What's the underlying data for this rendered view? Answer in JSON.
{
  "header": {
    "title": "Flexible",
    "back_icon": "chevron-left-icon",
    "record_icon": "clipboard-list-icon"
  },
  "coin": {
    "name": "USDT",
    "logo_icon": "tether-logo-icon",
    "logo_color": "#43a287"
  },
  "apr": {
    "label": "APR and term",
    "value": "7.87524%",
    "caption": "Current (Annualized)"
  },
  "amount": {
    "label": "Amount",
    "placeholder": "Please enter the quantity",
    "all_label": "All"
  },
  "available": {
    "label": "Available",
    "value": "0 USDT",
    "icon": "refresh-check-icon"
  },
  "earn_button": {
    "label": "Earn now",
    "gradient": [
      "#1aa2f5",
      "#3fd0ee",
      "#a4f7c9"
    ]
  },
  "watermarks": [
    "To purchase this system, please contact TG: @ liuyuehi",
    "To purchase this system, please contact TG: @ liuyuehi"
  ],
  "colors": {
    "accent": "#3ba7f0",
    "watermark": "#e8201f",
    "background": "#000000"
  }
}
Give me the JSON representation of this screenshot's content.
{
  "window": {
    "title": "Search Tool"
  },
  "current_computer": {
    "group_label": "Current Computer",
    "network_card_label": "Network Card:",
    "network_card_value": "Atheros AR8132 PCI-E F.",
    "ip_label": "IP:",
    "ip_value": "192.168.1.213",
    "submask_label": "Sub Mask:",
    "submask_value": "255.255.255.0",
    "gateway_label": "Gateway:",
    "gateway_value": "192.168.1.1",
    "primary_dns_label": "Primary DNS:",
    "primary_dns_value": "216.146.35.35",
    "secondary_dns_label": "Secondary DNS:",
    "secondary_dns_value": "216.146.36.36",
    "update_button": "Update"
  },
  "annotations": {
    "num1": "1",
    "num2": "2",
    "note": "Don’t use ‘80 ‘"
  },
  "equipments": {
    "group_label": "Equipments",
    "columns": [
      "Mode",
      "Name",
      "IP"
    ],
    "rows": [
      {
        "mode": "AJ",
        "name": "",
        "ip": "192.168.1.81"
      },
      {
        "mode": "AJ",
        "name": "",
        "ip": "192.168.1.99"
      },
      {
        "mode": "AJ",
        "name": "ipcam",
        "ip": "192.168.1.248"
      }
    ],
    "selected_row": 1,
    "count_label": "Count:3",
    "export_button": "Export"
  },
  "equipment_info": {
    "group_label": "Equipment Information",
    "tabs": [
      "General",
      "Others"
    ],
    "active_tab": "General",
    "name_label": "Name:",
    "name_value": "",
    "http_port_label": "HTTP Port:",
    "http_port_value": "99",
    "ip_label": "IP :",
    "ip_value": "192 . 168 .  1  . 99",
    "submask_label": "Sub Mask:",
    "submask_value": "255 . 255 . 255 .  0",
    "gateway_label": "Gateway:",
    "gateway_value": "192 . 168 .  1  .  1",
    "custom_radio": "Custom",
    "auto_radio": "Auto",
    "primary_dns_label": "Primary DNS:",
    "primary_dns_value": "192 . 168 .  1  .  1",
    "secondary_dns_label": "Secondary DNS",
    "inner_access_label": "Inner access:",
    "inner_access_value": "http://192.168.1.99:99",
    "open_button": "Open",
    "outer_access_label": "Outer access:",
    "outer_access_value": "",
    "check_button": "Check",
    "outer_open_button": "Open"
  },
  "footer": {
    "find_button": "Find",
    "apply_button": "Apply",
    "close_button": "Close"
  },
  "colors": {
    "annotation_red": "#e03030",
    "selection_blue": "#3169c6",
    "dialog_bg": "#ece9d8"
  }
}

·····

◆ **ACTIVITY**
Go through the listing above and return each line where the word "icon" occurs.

◆ **RESPONSE BELOW**
    "back_icon": "chevron-left-icon",
    "record_icon": "clipboard-list-icon"
    "logo_icon": "tether-logo-icon",
    "icon": "refresh-check-icon"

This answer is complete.